Baka to Test has carved itself out a strange little niche. I never would have expected it to be one of the most successful comedy series of the last decade, but it’s struck a chord with an Internet audience, spawned a huge fandom and numerous derivative works and is likely to continue beyond these two seasons (+OVA). And really, it’s a great example of a series not having a great premise, but surviving and thriving on the strength of its cast.
In Fumizuki Academy, academic prowess is directly linked to rewards. Class A, the high achievers, live with all the amenities the school can lavish upon them, from free laptops to a complimentary snack bar, while Class F make do with cardboard boxes. It is possible to improve your class’s facilities by taking part in battles using virtual avatars, essentially cutesy holograms representing each student, their strength proportional to their prowess in their exams. Thus, while higher classes will have better scores in general, one who is in a low class but excels in one particular area may be very strong in battle.
It’s not an elegant set-up, nor is it particularly important, but it provides a hook to early episodes. The extremely intelligent and sweet-natured Himeji falls ill in her first exam, and thus gets placed in Class F. There, she meets the simpleminded Akihisa, a good-hearted but idiotic boy whose ‘summon’ has been chosen by the faculty to be unique in that it has a physical presence – but will transmit any physical sensation to Aki himself. Along with Aki’s friend Yuuji, a one-time prodigy, the perverted voyeur nicknamed Muttsuriini, the oddly androgynous Hideyoshi and the classic tsundere Minami, they set out to defeat Class A.

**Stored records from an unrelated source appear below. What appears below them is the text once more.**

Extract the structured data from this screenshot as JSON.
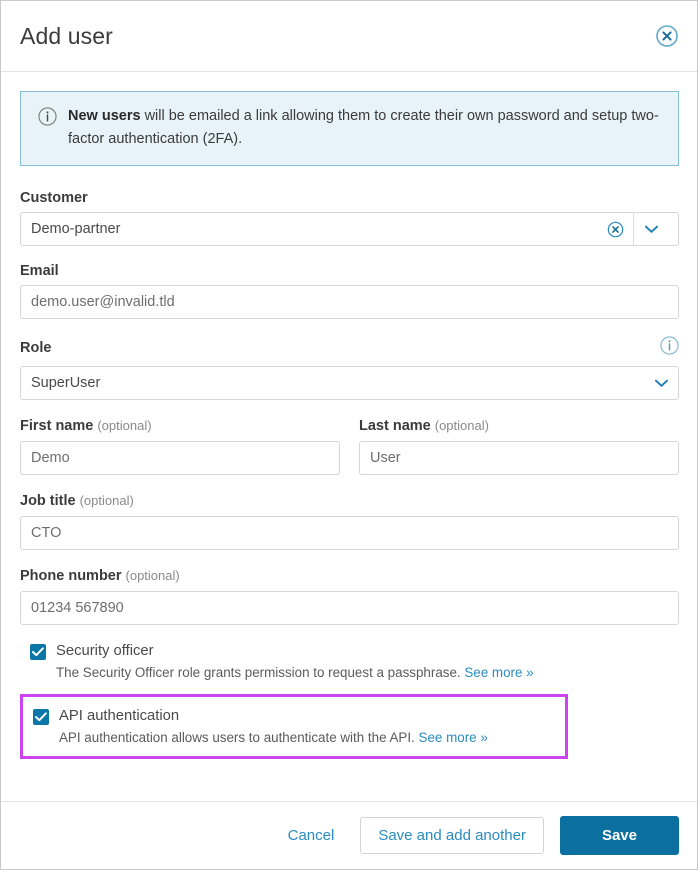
{
  "dialog": {
    "title": "Add user",
    "close_icon": "close-circle-icon"
  },
  "banner": {
    "icon": "info-circle-icon",
    "bold_lead": "New users",
    "text": " will be emailed a link allowing them to create their own password and setup two-factor authentication (2FA)."
  },
  "fields": {
    "customer": {
      "label": "Customer",
      "value": "Demo-partner",
      "clear_icon": "clear-circle-icon",
      "chevron_icon": "chevron-down-icon"
    },
    "email": {
      "label": "Email",
      "placeholder": "demo.user@invalid.tld",
      "value": "demo.user@invalid.tld"
    },
    "role": {
      "label": "Role",
      "value": "SuperUser",
      "info_icon": "info-circle-icon",
      "chevron_icon": "chevron-down-icon"
    },
    "first_name": {
      "label": "First name",
      "optional": "(optional)",
      "value": "Demo"
    },
    "last_name": {
      "label": "Last name",
      "optional": "(optional)",
      "value": "User"
    },
    "job_title": {
      "label": "Job title",
      "optional": "(optional)",
      "value": "CTO"
    },
    "phone_number": {
      "label": "Phone number",
      "optional": "(optional)",
      "value": "01234 567890"
    }
  },
  "checkboxes": {
    "security_officer": {
      "title": "Security officer",
      "checked": true,
      "description": "The Security Officer role grants permission to request a passphrase.",
      "link": "See more »"
    },
    "api_authentication": {
      "title": "API authentication",
      "checked": true,
      "description": "API authentication allows users to authenticate with the API.",
      "link": "See more »",
      "highlight_color": "#cc44ee"
    }
  },
  "footer": {
    "cancel_label": "Cancel",
    "save_add_another_label": "Save and add another",
    "save_label": "Save"
  },
  "colors": {
    "accent": "#0b6f9f",
    "link": "#2a8cc0",
    "banner_bg": "#e7f3f8",
    "banner_border": "#86c0d6",
    "highlight": "#cc44ee"
  }
}
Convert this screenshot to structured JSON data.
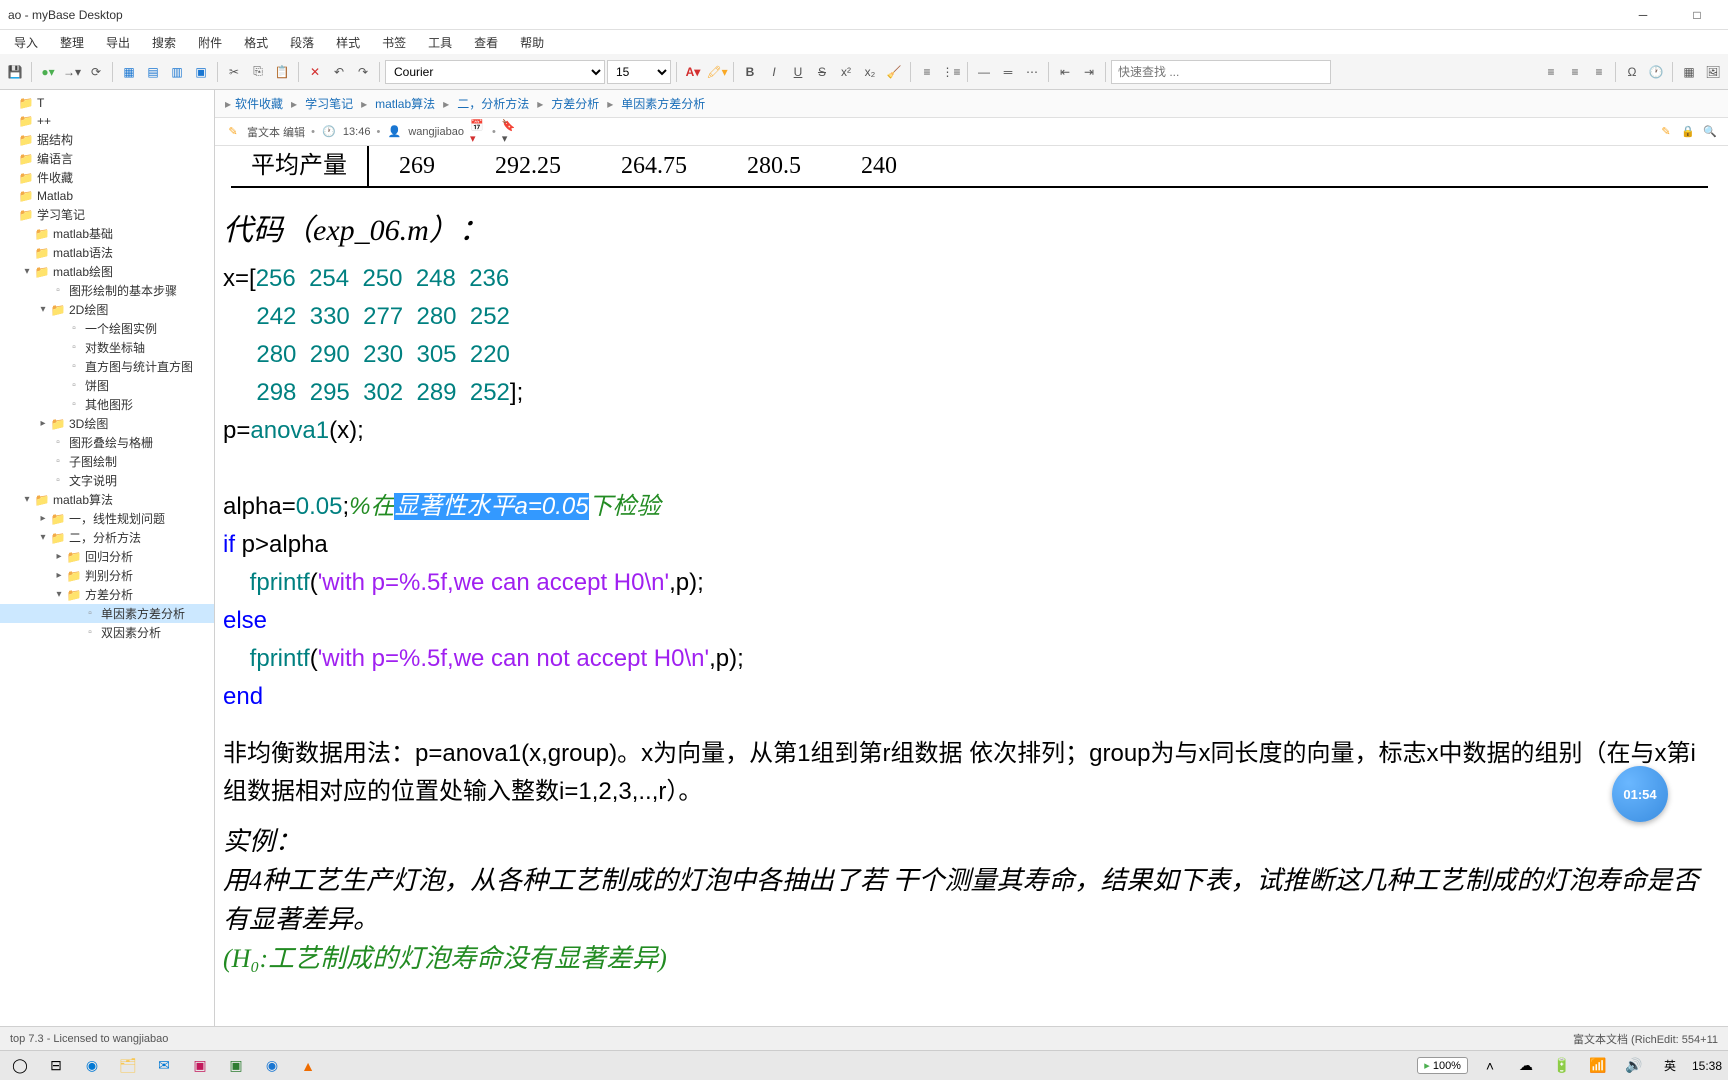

The set-up is convoluted, even more so than can be expected from an anime based on light novels, but it soon becomes apparent it’s only an excuse for fun character interaction. Aki is an idiot, but attracts those around him, and a shy love triangle soon forms when both Himeji and Minami develop feelings for him. This is overlaid by joke homoeroticism, as Aki and Yuuji often find themselves in situations that make them look like lovers, and every male openly finds Hideyoshi incredibly attractive, being what seems to be a perfect ‘trap’. Muttsuriini, meanwhile, can’t get enough of taking secret shots of girls undressing – and of the boys when they end up cross-dressing, which is remarkably often. Other minor characters help spice things up, from the tomboyish tease Kudou to the over-dramatic Kubo, a serious male student who develops a crush on Aki - from Yuuji’s psychotic ‘fiancée’ Shouko to Shimizu, the slightly terrifying drill-haired girl who worships Minami.
All these exist to make the character interactions fun and compelling, and all can carry their own storylines. The first season attempts to put the battle system centre-stage, but episodes mostly consisted of ways to have Aki in a lot of pain, either because he got on the wrong side of teachers or because he made one of his many admirers jealous. The second season, Ni! (meaning ‘two’ and nothing to do with any knights), starts out with what seem like very typical OVA plotlines (a beach episode; bathhouse episodes), but then focuses on relationship drama and some clever strategies to abuse the school’s combat system.
This seems to be studio Silver Link’s first stab at a full series of their own, but it has definitely been a success. The director, Ounuma Shin, came to the project having worked at Shaft, and there is much of their aesthetic here, including some brilliant repeated style changes and pastiches. I loved the experiments of the credits sequences, and the full-episode pastiche based on Yuuji and Shouko’s backstory was a real highlight.
The series may well be remembered for all the porn of Hideyoshi it spawned and for the cutesy little avatars, but there really is something here for just about any anime fan, and some extremely clever writing too. Well worth watching – and I hope there’s more to come, too.